»»

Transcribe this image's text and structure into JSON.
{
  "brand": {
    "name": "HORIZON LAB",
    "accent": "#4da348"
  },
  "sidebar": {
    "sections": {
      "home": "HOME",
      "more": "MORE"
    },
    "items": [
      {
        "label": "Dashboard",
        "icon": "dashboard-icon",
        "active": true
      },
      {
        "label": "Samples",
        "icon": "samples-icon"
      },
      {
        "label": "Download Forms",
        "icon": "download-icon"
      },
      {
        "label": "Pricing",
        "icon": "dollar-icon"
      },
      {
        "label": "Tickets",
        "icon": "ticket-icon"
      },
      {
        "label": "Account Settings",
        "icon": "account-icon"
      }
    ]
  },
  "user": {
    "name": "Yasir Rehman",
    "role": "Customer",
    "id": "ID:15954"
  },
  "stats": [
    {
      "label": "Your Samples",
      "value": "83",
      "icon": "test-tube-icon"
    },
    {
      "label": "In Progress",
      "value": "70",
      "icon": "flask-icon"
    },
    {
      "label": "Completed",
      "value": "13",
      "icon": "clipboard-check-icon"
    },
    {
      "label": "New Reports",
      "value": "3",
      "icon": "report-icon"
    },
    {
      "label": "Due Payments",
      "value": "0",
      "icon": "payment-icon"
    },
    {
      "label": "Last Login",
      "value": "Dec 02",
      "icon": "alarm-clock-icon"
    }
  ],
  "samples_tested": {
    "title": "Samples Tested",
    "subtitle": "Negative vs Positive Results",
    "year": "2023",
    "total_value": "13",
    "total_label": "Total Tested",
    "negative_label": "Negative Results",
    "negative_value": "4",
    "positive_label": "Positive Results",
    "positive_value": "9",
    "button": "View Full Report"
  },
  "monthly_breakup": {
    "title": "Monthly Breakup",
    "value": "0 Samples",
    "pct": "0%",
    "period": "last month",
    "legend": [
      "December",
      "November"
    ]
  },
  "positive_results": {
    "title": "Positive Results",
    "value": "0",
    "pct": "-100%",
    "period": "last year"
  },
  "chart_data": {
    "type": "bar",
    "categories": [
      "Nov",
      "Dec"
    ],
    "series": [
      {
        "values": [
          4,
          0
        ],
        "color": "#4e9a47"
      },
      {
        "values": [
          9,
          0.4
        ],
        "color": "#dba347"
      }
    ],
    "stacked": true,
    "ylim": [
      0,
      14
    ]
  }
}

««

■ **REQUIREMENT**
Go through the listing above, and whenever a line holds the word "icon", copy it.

■ **ANSWER AREA**
        "icon": "dashboard-icon",
        "icon": "samples-icon"
        "icon": "download-icon"
        "icon": "dollar-icon"
        "icon": "ticket-icon"
        "icon": "account-icon"
      "icon": "test-tube-icon"
      "icon": "flask-icon"
      "icon": "clipboard-check-icon"
      "icon": "report-icon"
      "icon": "payment-icon"
      "icon": "alarm-clock-icon"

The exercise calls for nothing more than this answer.